Spencer Shops grew until diesel locomotives replaced steam locomotives, and the facility soon closed. Fortunately, Southern Railway gave the site and surviving buildings to the State of North Carolina in the late 1970s, so it could become the North Carolina Transportation Museum.
When the renovated roundhouse opened in 1996, it placed the museum on the national map of railroad-oriented museums. I arrived in 1998 and became the museum’s first historian. My first office was in the roundhouse. On my way to work, I’d walk past the huge locomotives, cabooses, and railcars as the sun streamed in the windows. It was fun to see and meet visitors, who were amazed to learn they were inside the largest preserved roundhouse in the nation. At the same time, I could hear the Norfolk Southern freight trains going down the historic main line past the museum.
A year ago, I moved to an office on the second floor of the main building, which also has a great view. To one side is the massive back shop, where our Piedmont Airlines DC-3 aircraft is being renovated. We have opened one end of the building so that visitors can access a platform to see antique vehicles close by. My view to the north includes the museum’s two water towers that become a temporary “station” for the popular Thomas the Tank Engine every fall. And nearby is one of my favorite pieces of scenery — the turn-of-the-century visitor’s center, where the on-site train waits to take off with passengers and show them this magical place built by Samuel Spencer.
Walter R. Turner is the author of Paving Tobacco Road, A Century of Progress by the North Carolina Department of Transportation.
Around the Roundhouse
Southern Railway #542
The makers of the 2008 movie Leatherheads, starring George Clooney and Renée Zellweger, used this 1903 locomotive and had it cosmetically restored and renumbered 604 for the film. The engine is currently being repainted and properly numbered to the 542 designation, and it will be displayed upon completion.
Carolina, Clinchfield, and Ohio Caboose #1048
CC&O followed standard caboose plans in building this one in 1924. It operated until the 1960s, when steel cabooses replaced wooden cabooses. Now restored from the roof to the wheels, the 1048 is occasionally used as a caboose for trains around the North Carolina Transportation Museum property.
Norfolk Southern Caboose #387
This caboose was built from an old boxcar in 1937. The crew fashioned new sides and bay windows, so they could watch over the train while it moved.
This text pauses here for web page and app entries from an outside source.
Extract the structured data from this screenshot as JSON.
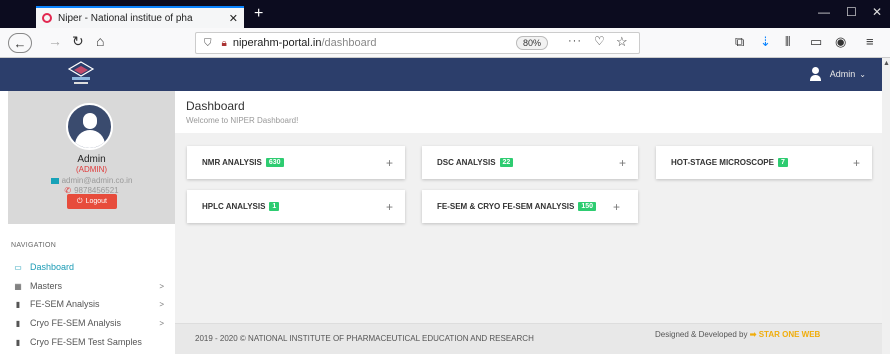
{
  "browser": {
    "tab_title": "Niper - National institue of pha",
    "url_host": "niperahm-portal.in",
    "url_path": "/dashboard",
    "zoom": "80%"
  },
  "header": {
    "user_label": "Admin"
  },
  "profile": {
    "name": "Admin",
    "role": "(ADMIN)",
    "email": "admin@admin.co.in",
    "phone": "9878456521",
    "logout_label": "Logout"
  },
  "sidebar": {
    "heading": "NAVIGATION",
    "items": [
      {
        "label": "Dashboard",
        "icon": "monitor-icon",
        "active": true,
        "has_chevron": false
      },
      {
        "label": "Masters",
        "icon": "grid-icon",
        "active": false,
        "has_chevron": true
      },
      {
        "label": "FE-SEM Analysis",
        "icon": "flask-icon",
        "active": false,
        "has_chevron": true
      },
      {
        "label": "Cryo FE-SEM Analysis",
        "icon": "flask-icon",
        "active": false,
        "has_chevron": true
      },
      {
        "label": "Cryo FE-SEM Test Samples",
        "icon": "flask-icon",
        "active": false,
        "has_chevron": false
      }
    ]
  },
  "page": {
    "title": "Dashboard",
    "subtitle": "Welcome to NIPER Dashboard!"
  },
  "cards": [
    {
      "label": "NMR ANALYSIS",
      "count": "630"
    },
    {
      "label": "DSC ANALYSIS",
      "count": "22"
    },
    {
      "label": "HOT-STAGE MICROSCOPE",
      "count": "7"
    },
    {
      "label": "HPLC ANALYSIS",
      "count": "1"
    },
    {
      "label": "FE-SEM & CRYO FE-SEM ANALYSIS",
      "count": "150"
    }
  ],
  "footer": {
    "copyright": "2019 - 2020 © NATIONAL INSTITUTE OF PHARMACEUTICAL EDUCATION AND RESEARCH",
    "credit_prefix": "Designed & Developed by",
    "credit_brand": "STAR ONE WEB"
  },
  "colors": {
    "header_bg": "#2c3e6b",
    "accent": "#1a9bb5",
    "badge": "#2ecc71",
    "logout": "#e74c3c"
  }
}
These types of cabooses were either red or gray, depending on the decade.
Seaboard Air Line #544
The American Locomotive Company built this locomotive in the early 1900s for the Russian State Railroad, but it never got delivered because of the Russian Revolution of 1917. It then became the property of the United States Railroad Administration, which began in 1917 to control the shipment of vital war supplies during World War I.
North Carolina Transportation Museum
411 South Salisbury Avenue
Spencer, N.C. 28159
Green Goat Gallery & Blue Ewe Yoga Studio
516 South Salisbury Avenue
Spencer, N.C. 28159
119 Fifth Street
Spencer, N.C. 28159
The Lunch Box
111 Fifth Street
Spencer, N.C. 28159
Lori K. Tate is a freelance writer and editor who lives in Cornelius with her husband, John, and their one-year-old twins, Graydon and Margot.